February 19th – Orangutans and Sun Bears in Sandakan

When you're looking across at the feeding platform, as the orangutans work their way through a bunch of bananas, there's something compelling about their remarkably human behaviour and characteristics – you just can't take your eyes off them. They do share 97% of their DNA with us humans after all.

As I watch, I spend my whole time giving them human emotions – as they jealously guard their food from each other, they mischievously poke each other, or angrily push away the one who's been annoying them.
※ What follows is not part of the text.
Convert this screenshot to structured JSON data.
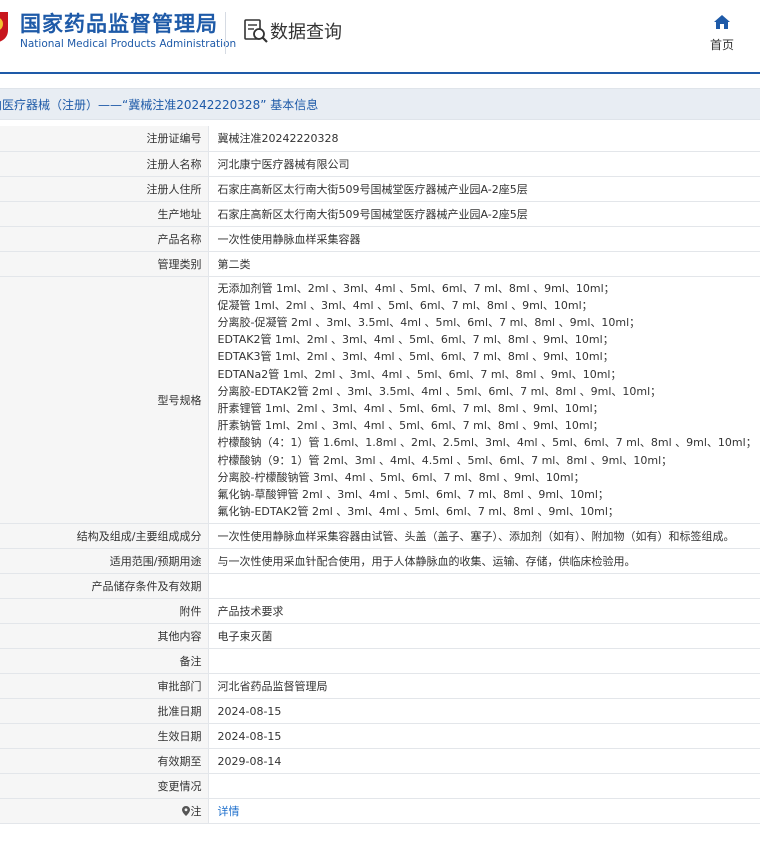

Then, when you look across at their soulful eyes, you decide that they have a touch of sadness about them – undoubtedly a reaction to their natural habitat being endlessly destroyed by man.

Actually, the orangutans here seemed to be on pretty fine form, giving us heavyweight gymnastic displays as they swung down from the trees, that left you in awe of their strength and acrobatic abilities. Seeing the infant orangutans in the nursery was incredibly entertaining – constantly annoying and wrestling with each other like a group of human siblings. Every now and again, the handlers had to step in like teachers, to separate the naughtiest children. Just incredibly entertaining to watch.

After the Orangutan Sanctuary, we walked across to the neighbouring Sun Bear Sanctuary, just as the heavens opened and the RAIN-forest well and truly lived up to its name. With sightings proving elusive, I speculated that maybe because he's got the "sun" name, the bear doesn't like to come out when it's raining – however, it appears that this mainly black bear gets his name from a patch of light fur on his chest which supposedly looks like the rising sun. Actually, in spite of the name, the bear is mostly nocturnal, which explains why the fleeting glimpses that we got were mostly of bears sleeping in the undergrowth.

These small bears are about half the size of the American bear, and the most interesting fact I found out about them is that their skin is so loose, that if they are caught be a predator, they can somehow turn around within their skin and attack their attacker. I'm currently eating so much on this cruise, that I have plenty of spare flesh that might help me do the same in an emergency.

I got quite a few shots of bear backsides, so I have to admit that Tracy's pictures of the proboscis monkeys that she saw elsewhere are much better than mine.

Sandakan (our cruise port) as a town might not have much going for it, but the chances to view Borneo's unique wildlife are just amazing. Another wonderful day.